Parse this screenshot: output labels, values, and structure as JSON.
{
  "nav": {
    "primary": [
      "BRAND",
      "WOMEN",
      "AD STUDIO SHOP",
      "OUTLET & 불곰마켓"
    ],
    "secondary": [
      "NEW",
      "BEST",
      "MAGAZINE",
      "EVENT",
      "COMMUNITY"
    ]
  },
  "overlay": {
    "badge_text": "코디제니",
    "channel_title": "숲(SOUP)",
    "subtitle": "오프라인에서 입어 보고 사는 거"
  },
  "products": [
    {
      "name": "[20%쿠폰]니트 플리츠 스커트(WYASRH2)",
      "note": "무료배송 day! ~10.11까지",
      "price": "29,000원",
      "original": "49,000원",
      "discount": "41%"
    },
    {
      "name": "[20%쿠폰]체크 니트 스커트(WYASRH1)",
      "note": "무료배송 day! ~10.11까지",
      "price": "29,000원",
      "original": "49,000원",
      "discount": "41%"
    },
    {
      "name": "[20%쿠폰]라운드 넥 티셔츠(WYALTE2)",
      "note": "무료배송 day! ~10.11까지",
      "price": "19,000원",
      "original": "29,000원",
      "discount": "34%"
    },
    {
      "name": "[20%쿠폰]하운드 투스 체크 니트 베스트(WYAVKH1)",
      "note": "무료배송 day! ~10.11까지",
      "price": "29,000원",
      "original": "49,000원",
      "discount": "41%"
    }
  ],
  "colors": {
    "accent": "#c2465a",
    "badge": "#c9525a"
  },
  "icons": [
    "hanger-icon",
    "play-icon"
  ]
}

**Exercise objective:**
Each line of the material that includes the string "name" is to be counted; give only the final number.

**Answer:**
4